• Your task
Without changing a single word, output each entry.

• Record set
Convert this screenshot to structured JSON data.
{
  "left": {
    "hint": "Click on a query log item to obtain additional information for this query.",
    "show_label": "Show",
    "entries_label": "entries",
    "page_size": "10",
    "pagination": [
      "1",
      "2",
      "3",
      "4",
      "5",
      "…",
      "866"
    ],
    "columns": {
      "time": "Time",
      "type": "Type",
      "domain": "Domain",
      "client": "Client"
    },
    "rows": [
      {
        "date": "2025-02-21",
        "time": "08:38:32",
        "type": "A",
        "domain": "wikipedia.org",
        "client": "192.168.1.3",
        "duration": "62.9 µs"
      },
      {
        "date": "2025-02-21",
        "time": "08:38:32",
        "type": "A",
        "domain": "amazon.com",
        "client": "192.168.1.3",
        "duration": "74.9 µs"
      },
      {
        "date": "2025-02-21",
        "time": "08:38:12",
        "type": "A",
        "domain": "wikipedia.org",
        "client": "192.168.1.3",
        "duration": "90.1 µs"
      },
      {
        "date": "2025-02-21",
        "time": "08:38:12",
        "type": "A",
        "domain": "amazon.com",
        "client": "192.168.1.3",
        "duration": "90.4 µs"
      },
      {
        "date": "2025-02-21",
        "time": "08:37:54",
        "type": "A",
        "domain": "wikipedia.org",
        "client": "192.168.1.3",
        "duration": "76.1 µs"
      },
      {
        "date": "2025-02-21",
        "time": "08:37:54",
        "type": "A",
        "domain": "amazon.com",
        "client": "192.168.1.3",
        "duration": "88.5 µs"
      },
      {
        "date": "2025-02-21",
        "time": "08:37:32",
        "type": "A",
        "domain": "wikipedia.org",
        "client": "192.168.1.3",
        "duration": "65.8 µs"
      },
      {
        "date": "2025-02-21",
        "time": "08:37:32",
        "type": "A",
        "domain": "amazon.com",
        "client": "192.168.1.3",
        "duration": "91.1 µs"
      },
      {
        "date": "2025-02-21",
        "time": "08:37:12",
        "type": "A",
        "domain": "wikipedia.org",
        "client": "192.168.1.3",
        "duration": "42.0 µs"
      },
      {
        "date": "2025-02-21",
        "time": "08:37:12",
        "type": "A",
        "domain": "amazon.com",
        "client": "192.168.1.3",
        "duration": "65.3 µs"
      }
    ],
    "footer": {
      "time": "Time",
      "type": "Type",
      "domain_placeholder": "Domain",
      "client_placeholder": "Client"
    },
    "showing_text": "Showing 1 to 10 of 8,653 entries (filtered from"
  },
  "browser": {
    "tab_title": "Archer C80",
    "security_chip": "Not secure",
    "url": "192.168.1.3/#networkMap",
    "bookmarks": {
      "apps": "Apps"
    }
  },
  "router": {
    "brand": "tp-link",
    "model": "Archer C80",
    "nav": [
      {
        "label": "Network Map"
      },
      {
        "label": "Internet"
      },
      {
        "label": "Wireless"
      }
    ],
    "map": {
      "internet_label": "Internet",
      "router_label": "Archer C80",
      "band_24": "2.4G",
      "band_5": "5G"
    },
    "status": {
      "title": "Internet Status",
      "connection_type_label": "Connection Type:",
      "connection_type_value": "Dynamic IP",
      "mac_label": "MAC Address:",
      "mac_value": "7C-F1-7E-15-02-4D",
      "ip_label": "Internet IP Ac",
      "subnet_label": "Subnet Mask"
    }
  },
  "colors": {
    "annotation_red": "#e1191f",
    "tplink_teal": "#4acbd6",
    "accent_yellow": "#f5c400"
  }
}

• Exercise response
Convert this screenshot to structured JSON data.
{
  "left": {
    "hint": "Click on a query log item to obtain additional information for this query.",
    "show_label": "Show",
    "entries_label": "entries",
    "page_size": "10",
    "pagination": [
      "1",
      "2",
      "3",
      "4",
      "5",
      "…",
      "866"
    ],
    "columns": {
      "time": "Time",
      "type": "Type",
      "domain": "Domain",
      "client": "Client"
    },
    "rows": [
      {
        "date": "2025-02-21",
        "time": "08:38:32",
        "type": "A",
        "domain": "wikipedia.org",
        "client": "192.168.1.3",
        "duration": "62.9 µs"
      },
      {
        "date": "2025-02-21",
        "time": "08:38:32",
        "type": "A",
        "domain": "amazon.com",
        "client": "192.168.1.3",
        "duration": "74.9 µs"
      },
      {
        "date": "2025-02-21",
        "time": "08:38:12",
        "type": "A",
        "domain": "wikipedia.org",
        "client": "192.168.1.3",
        "duration": "90.1 µs"
      },
      {
        "date": "2025-02-21",
        "time": "08:38:12",
        "type": "A",
        "domain": "amazon.com",
        "client": "192.168.1.3",
        "duration": "90.4 µs"
      },
      {
        "date": "2025-02-21",
        "time": "08:37:54",
        "type": "A",
        "domain": "wikipedia.org",
        "client": "192.168.1.3",
        "duration": "76.1 µs"
      },
      {
        "date": "2025-02-21",
        "time": "08:37:54",
        "type": "A",
        "domain": "amazon.com",
        "client": "192.168.1.3",
        "duration": "88.5 µs"
      },
      {
        "date": "2025-02-21",
        "time": "08:37:32",
        "type": "A",
        "domain": "wikipedia.org",
        "client": "192.168.1.3",
        "duration": "65.8 µs"
      },
      {
        "date": "2025-02-21",
        "time": "08:37:32",
        "type": "A",
        "domain": "amazon.com",
        "client": "192.168.1.3",
        "duration": "91.1 µs"
      },
      {
        "date": "2025-02-21",
        "time": "08:37:12",
        "type": "A",
        "domain": "wikipedia.org",
        "client": "192.168.1.3",
        "duration": "42.0 µs"
      },
      {
        "date": "2025-02-21",
        "time": "08:37:12",
        "type": "A",
        "domain": "amazon.com",
        "client": "192.168.1.3",
        "duration": "65.3 µs"
      }
    ],
    "footer": {
      "time": "Time",
      "type": "Type",
      "domain_placeholder": "Domain",
      "client_placeholder": "Client"
    },
    "showing_text": "Showing 1 to 10 of 8,653 entries (filtered from"
  },
  "browser": {
    "tab_title": "Archer C80",
    "security_chip": "Not secure",
    "url": "192.168.1.3/#networkMap",
    "bookmarks": {
      "apps": "Apps"
    }
  },
  "router": {
    "brand": "tp-link",
    "model": "Archer C80",
    "nav": [
      {
        "label": "Network Map"
      },
      {
        "label": "Internet"
      },
      {
        "label": "Wireless"
      }
    ],
    "map": {
      "internet_label": "Internet",
      "router_label": "Archer C80",
      "band_24": "2.4G",
      "band_5": "5G"
    },
    "status": {
      "title": "Internet Status",
      "connection_type_label": "Connection Type:",
      "connection_type_value": "Dynamic IP",
      "mac_label": "MAC Address:",
      "mac_value": "7C-F1-7E-15-02-4D",
      "ip_label": "Internet IP Ac",
      "subnet_label": "Subnet Mask"
    }
  },
  "colors": {
    "annotation_red": "#e1191f",
    "tplink_teal": "#4acbd6",
    "accent_yellow": "#f5c400"
  }
}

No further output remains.